## Working out which numbers are Greater Than.

Over the weekend while the kids were weighing their toys again (they have done this a few times and enjoy figuring out which combination of toys is heavier), I had a sudden thought what if we weighed some craft sticks and used that as an example of greater than and less than numbers for my youngest.

It started off really well and my youngest really enjoyed using the crocodiles from Twinkl (free) to help him write out the equations. But then he wanted to compare 10 and 12 – the difference in weight of the craft sticks was just not enough.  So we switched to using our Learning Resources Base 10 set instead and he quickly saw that 12 was greater than 10

He found the Base 10 set very easy to use and he started creating a wide range of numbers in his buckets.

In fact the base 10 set worked so well that my youngest was soon comparing numbers in the hundreds – he never normally deals with numbers over 100.

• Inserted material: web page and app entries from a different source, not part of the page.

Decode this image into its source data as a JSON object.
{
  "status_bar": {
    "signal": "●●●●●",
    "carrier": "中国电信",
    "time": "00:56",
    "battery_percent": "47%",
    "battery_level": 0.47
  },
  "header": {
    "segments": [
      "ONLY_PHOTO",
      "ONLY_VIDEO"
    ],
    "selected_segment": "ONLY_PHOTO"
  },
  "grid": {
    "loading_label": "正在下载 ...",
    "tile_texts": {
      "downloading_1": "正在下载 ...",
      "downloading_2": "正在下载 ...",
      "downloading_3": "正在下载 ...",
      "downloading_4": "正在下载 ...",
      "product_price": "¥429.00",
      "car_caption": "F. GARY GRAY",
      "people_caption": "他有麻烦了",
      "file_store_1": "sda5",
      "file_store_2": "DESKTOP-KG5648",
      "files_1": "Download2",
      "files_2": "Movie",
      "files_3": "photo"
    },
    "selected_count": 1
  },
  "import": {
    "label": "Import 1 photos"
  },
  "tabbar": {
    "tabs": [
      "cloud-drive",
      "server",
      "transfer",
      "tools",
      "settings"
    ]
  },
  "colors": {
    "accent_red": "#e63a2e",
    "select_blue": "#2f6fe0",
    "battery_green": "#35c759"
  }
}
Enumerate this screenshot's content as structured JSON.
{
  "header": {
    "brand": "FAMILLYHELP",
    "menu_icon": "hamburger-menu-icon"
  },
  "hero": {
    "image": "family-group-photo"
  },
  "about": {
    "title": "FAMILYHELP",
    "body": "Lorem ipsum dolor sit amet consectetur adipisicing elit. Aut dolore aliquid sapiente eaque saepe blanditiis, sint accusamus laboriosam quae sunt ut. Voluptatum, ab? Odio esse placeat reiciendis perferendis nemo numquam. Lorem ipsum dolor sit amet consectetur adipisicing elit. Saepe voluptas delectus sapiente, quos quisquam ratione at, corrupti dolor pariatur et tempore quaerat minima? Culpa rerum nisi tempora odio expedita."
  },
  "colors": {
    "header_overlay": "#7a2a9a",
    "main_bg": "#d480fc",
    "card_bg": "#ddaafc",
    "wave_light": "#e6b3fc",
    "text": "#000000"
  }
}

And he also did a lot of number comparison to zero.  It was a great visual representation as the bucket with zero was empty.  He checked a variety of numbers against zero and then he proudly announced to me – “mom all the numbers are going to be bigger than zero.”

My oldest also got involved, she really enjoyed comparing the numbers in the hundreds and soon she was tempted to try our thousand block.  The thousand block just fits into one of the buckets (at a slight angle) and seeing it compared to the 100 board was great.  Both kids got really excited at the difference in the weight between 1000 and 100.  I think it really helped my son to understand that 1000 is much bigger than 100.

And although the main idea of the activity was for my youngest to do a hands on activity around greater than and less than numbers he actually ended up doing lots of writing.  I started off by writing out the first few equations that we worked out but he quickly informed he could do it and he took over the writing

He got so involved in the weighing that he did not realise how much writing he was doing or that he was writing “big” numbers.

The Learning Resources scale and the base 10 set were bought by us over a year ago and both have been well used.  You can find get the Learning Resources scale from ImagiDo and the Base 10 set from Amazon (affiliate link).

And as I am often asked about the pens and pencils that we use.  The pens in todays photos are the STABILO Trio Scribbi.  They have a lovely triangular shape, perfect for younger kids (and my 7-year-old also loves them too).

You might also enjoy our post – Maths using snap cubes and scales